• Minimized backlash suppresses chronograph hand vibration and reduces the loss of torque caused by the friction spring in the base movement.
• No hand quiver or rebound caused by the engagement of the clutch wheel with the chronograph wheel when the chronograph is started.
• Minimized risk of tip-to-tip contacts of the teeth.
• No tip-to-flank contact, improved efficiency, reduced friction.
All of these advantages improve the longevity and the long-term reliability of the watch while preserving its value.
Artisanally crafted, one by one
Every single CHR 27-525 PS movement is manually crafted in the manufacture’s haute horlogerie ateliers. Each one is composed of components that are individually filed, chamfered, polished, adjusted, and finished. When all the parts are ready, they are assembled in a so-called repassage en blanc procedure, after which all functions are tested. Subsequently, the entire movement is disassembled again. Once all parts have been meticulously cleaned, they are reassembled, lubricated, and fine-tuned. Thus, using ancestral production methods, Patek Philippe’s watchmakers create horological masterpieces that exceed the expectations of even the most discerning connoisseurs.
Ordinarily, horological bijoux like this ultra-thin split-seconds monopusher chronograph movement are integrated in precious-metal cases. But Patek Philippe is always good for a surprise, as in 1976 when the manufacture launched its casually elegant Nautilus model with a provocative headline: “One of the world's most expensive watches is made of steel.” The Twenty~4® followed in the 1990s with a novel combination of steel and diamonds. And now, the Ref. 5950A rattrapante chronograph is here, with a cushion-shaped case in solid stainless steel that is water-resistant to 30 meters. The sapphire-crystal glass is cushion-shaped as well and slightly cambered, as is the display back. It affords a view of the breathtaking mechanisms that constitute the world’s thinnest split-seconds chronograph with columnwheel control. The caliber is framed by a satin-finished surround with gold-filled engravings. Owners who are overwhelmed by so much beauty can have the sapphire-crystal case back replaced with the solid metal back that is supplied with the watch.

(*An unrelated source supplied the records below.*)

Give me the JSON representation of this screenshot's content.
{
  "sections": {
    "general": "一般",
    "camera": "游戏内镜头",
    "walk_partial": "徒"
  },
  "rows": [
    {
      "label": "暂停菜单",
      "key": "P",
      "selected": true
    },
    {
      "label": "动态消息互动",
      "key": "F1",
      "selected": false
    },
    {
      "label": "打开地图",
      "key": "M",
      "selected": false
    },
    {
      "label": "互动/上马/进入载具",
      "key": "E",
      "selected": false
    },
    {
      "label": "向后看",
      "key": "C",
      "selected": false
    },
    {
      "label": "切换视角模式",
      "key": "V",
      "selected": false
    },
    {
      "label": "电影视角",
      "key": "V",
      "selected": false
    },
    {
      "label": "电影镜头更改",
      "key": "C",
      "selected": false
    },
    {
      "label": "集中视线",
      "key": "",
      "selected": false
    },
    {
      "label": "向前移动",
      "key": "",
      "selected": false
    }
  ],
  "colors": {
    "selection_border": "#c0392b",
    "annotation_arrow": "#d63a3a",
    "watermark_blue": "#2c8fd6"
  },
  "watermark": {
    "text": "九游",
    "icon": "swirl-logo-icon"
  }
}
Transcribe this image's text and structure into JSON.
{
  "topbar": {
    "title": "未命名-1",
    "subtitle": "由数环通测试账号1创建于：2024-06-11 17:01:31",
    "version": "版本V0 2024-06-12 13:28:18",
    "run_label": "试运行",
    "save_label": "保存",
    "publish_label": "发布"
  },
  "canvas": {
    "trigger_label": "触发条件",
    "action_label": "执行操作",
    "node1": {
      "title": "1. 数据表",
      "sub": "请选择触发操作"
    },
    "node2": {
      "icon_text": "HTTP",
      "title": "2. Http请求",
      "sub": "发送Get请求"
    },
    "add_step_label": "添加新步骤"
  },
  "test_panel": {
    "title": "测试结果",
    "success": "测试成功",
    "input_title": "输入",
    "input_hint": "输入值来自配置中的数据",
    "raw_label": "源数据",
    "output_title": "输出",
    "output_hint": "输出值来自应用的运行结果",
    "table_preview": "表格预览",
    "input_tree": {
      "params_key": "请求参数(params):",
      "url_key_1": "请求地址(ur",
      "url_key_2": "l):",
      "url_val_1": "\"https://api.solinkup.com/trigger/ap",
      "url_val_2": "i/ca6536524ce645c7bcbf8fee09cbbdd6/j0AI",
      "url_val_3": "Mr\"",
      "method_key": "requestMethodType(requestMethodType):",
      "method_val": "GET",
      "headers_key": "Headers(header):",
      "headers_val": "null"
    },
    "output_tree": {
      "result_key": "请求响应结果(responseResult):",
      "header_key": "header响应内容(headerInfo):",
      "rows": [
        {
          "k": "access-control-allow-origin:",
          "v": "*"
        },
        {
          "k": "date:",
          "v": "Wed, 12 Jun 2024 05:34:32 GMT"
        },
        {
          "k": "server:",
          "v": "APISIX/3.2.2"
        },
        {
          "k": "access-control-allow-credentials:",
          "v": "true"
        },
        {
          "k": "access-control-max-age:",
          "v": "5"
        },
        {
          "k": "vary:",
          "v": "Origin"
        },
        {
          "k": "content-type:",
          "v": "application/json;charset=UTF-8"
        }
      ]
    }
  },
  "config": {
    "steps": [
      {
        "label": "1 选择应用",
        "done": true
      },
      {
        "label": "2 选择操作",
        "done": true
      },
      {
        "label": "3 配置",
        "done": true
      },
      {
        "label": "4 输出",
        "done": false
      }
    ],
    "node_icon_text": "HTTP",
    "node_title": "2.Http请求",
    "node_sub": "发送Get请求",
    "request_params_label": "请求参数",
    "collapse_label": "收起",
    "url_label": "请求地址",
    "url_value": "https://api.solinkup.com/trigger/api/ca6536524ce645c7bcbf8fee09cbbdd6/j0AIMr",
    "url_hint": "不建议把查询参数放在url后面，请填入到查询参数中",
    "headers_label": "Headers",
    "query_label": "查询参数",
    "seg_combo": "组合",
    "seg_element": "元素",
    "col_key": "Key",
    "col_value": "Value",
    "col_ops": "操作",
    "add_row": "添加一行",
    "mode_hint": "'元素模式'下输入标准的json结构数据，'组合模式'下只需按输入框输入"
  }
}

The steel strongbox is worn on a hand-stitched brown alligator strap with rectangular scales. Its prong buckle in 18K white gold is decorated with a black-lacquered engraving.
A functionally elegant dial
The matt silvery sheen of the dial of the Ref. 5950A matches the deep gloss of the polished steel case. The crisp railway track minute scale emphasizes the masculine, technical look of the split-seconds chronograph. The four dial corners between the circular minute scale and the cushion-shaped bezel are decorated with with fine black-lacquered engravings that add a touch of graceful elegance. Short- time and lap-time measurements are performed with black oxidized, counterbalanced chronograph and rattrapante hands.
The time of day is indicated with two elegant, blackened leaf-shaped hands in 18K white gold that point at applied Breguet numerals, also in blackened 18K white gold. The watch has two subdials with intricate circular guilloché patterns: the running seconds are displayed at 9 o'clock, and the continuously running 60-minute counter is positioned at 3 o'clock. Both leaf-shaped subdial hands are made of black oxidized 18K white gold to match the overall personality of the watch.
Patek Philippe’s Ref. 5950A split-seconds monopusher chronograph is a further manifestation of the manufacture’s independence. It has taken the liberty to present a stopwatch that in a fascinating way violates the conventions of haute horlogerie and creates its own market segment. The Ref. 5950A features a stunningly thin rattrapante movement produced one at a time by the most gifted watchmakers and cased up in stainless steel. But both the caliber and the case are finished to such a degree of perfection that they are symbiotic – as befits a creation signed by Patek Philippe.